Bob Egelko, Chronicle Staff Writer

Saturday, June 21, 2008

Frances Burks Newman, a longtime legal worker and widow of California Supreme Court Justice Frank Newman, died in a Walnut Creek hospital on June 11. She was 94.

A memorial service is scheduled for Sept. 28 at the UC Berkeley Faculty Club. The family suggests memorial contributions to Human Rights Advocates, P.O. Box 5675, Berkeley, CA 94705, or to the Frank C. Newman International Human Rights Law Clinic, USF School of Law, 2130 Fulton St., San Francisco, CA 94117.

(Frances had been a long-time member of our Lamorinda Democratic Club, we will miss her.)

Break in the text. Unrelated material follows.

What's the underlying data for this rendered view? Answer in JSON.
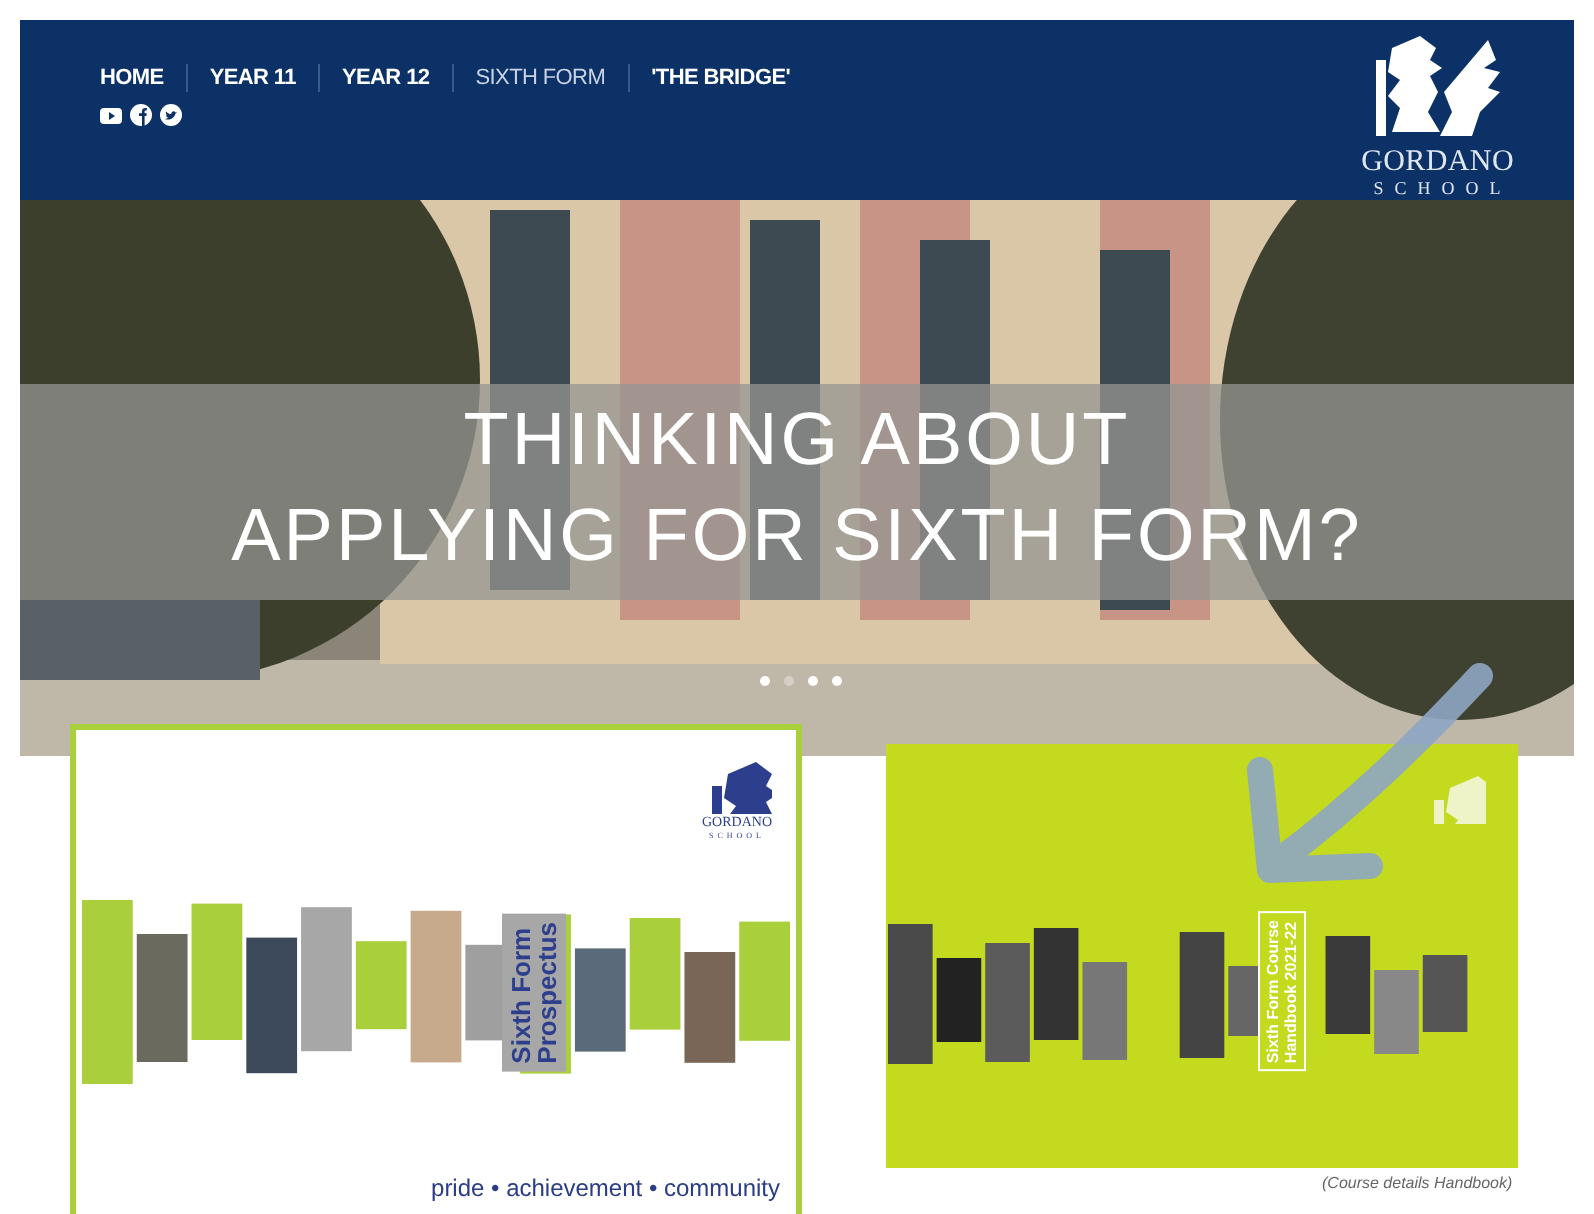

Ms. Newman, a Los Angeles native, grew up in Berkeley and Palo Alto and attended Stanford University, where she earned bachelor’s and master’s degrees in psychology in 1935 and 1936. While working at the Institute of Child Welfare at UC Berkeley after graduation, she met her future husband, who was playing at a piano bar to help pay his way through law school at Boalt Hall.

They married in 1940. Justice Newman became an international human rights lawyer and advocate, spent decades on the Boalt Hall faculty and five years as the school’s dean, and was appointed to the state’s high court by Gov. Jerry Brown in 1977.

Before retiring in 1982, he wrote rulings striking down a city ordinance that limited the number of unrelated people who could live at a home, and establishing the right to distribute political material at privately owned shopping centers. He died in 1996.

Ms. Newman began a career in 1971 as a paralegal, a profession that had been recognized by the American Bar Association only two years earlier, and worked at San Francisco law firms for 27 years before retiring in 1998. She was a founding member of the San Francisco Association of Legal Assistants and developed and taught one of the first courses for legal assistants at City College of San Francisco, said her daughter, Holly Newman.

After her husband’s death, Ms. Newman remained a financial supporter of Human Rights Advocates, a nonprofit organization he and his students had founded in 1978. She was also instrumental in getting the University of San Francisco to name the Frank C. Newman International Human Rights Law Clinic, her family said.

A resident of Orinda, she performed with choral groups throughout her life and was a member of Berkeley’s University Chorus until 2006, her daughter said.

Ms. Newman is survived by her daughter, Holly, of Petaluma.

A memorial service is scheduled for Sept. 28 at the UC Berkeley Faculty Club. The family suggests memorial contributions to Human Rights Advocates, P.O. Box 5675, Berkeley, CA 94705, or to the Frank C. Newman International Human Rights Law Clinic, USF School of Law, 2130 Fulton St., San Francisco, CA 94117.